Another theory is that Brandon was struck and killed by a car while walking, and the driver panicked and hid his body. While there have been a handful of cases where this has happened, it is doubtful that Brandon met that fate. He told his father he had been cutting through fields, not walking along the road. This is supported by both cell phone records and the path taken by tracking dogs, both of which indicate Brandon was not on the road. Additionally, if this had happened, there would have been evidence left at the accident scene. Blood, tire marks, and possibly pieces of the vehicle should have been found, but extensive searching produced no evidence of this.

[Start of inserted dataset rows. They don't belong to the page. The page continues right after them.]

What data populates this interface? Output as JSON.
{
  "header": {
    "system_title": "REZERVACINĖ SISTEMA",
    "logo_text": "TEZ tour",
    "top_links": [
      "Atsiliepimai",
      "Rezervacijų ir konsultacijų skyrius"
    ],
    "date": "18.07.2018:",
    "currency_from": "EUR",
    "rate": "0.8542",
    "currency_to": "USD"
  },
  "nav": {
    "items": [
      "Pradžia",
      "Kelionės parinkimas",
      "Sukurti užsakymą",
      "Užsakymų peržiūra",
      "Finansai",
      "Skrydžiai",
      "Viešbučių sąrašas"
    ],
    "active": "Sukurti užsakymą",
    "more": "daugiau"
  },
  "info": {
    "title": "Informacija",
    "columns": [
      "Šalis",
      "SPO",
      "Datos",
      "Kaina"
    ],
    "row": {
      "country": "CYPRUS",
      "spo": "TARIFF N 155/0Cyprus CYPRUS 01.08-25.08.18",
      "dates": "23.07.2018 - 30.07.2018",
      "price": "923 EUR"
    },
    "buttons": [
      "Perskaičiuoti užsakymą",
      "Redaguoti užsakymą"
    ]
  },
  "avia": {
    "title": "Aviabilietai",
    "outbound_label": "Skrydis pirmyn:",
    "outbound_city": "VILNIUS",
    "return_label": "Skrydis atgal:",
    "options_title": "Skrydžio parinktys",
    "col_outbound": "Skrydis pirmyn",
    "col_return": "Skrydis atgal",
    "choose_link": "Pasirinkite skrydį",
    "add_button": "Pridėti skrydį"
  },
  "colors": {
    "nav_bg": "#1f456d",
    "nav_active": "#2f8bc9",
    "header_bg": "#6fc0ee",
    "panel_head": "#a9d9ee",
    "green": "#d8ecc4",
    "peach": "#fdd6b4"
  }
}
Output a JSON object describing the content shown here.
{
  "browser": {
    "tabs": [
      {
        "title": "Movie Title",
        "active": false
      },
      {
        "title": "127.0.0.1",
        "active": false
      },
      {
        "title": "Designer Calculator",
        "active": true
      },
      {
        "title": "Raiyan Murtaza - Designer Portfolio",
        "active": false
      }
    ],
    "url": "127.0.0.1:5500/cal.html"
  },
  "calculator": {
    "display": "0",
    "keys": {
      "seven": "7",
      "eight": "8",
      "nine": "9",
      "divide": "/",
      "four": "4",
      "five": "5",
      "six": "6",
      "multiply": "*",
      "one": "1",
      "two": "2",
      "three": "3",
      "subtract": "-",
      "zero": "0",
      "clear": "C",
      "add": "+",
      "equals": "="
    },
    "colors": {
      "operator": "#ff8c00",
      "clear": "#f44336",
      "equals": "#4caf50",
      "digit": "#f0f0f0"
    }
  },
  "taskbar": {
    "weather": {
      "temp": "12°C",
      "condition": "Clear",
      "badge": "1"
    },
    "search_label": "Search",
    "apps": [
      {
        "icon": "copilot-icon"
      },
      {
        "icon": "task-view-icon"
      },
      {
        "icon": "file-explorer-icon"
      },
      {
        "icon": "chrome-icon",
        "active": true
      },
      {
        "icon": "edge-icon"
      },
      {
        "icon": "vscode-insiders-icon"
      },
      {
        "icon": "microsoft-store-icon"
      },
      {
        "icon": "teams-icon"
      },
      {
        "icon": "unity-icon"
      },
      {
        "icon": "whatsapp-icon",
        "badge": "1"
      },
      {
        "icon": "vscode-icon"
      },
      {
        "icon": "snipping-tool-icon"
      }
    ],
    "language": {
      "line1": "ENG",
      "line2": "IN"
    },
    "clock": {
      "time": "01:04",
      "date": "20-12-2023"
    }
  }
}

Foul play is possible, but unlikely. The area Brandon was in was sparsely populated: Taunton, for example, had a population of 135 at the time, and only 175 people lived in Porter. Much of the area is farmland, and houses are few and far between. It would have been almost impossible for someone to lie in wait for Brandon; there was no way anyone in the Porter area could have known ahead of time that he was going to get his car stuck in a ditch and proceed on foot. Likewise, it’s probably safe to rule out the theory that this was a crime of opportunity. The chance that someone just happened to see Brandon walking in the dark and decided to kill him is slim, especially when considering the small population size.
It’s possible — and quite probable — that Brandon’s disappearance was nothing more than a tragic accident. He was attempting to make his way, on foot, through darkened fields and side roads. There were no streetlights to guide him, and no houses or businesses he could use as landmarks. He was surrounded by corn and soybean fields, and they would have all looked alike in the dark. He had mentioned to his father that he could hear running water while he was walking, though he didn’t seem concerned about it. It’s possible that he did slip into the river at some point, but it wouldn’t necessarily mean that he drowned. He could have gotten up out of the water, disoriented but still very much alive. He may have been able to keep walking for a while, but he would have been wet and cold, and likely would have succumbed to hypothermia eventually.
There are wild animals in Minnesota, including dangerous ones like black bears and large wildcats, but an attack by one of those would have left some kind of evidence behind. If Brandon had run into a wild animal, it could have been enough for him to cry out in fear, but it wouldn’t have immediately disabled his phone. If there had been an animal attack, Brandon’s keys, phone, and glasses should have been found, as well as shreds of clothing and blood evidence.
Brandon Swanson has been missing since May 14, 2008. He was 19 years old at the time, 5’5”, and weighed around 125 pounds. He had brown hair and blue eyes. He was last seen in Canby, MN, wearing a pair of blue jeans, a blue striped polo shirt, a black hooded sweatshirt that zipped up the front, and a white Minnesota Twins baseball cap. He was also wearing eyeglasses with silver frames, as well as a sterling silver chain. He was carrying a black Motorola cell phone, a wallet, and car keys. If you have any information on Brandon, please call the Minnesota Bureau of Criminal Apprehension at 877–996–6222 or email them at firstname.lastname@example.org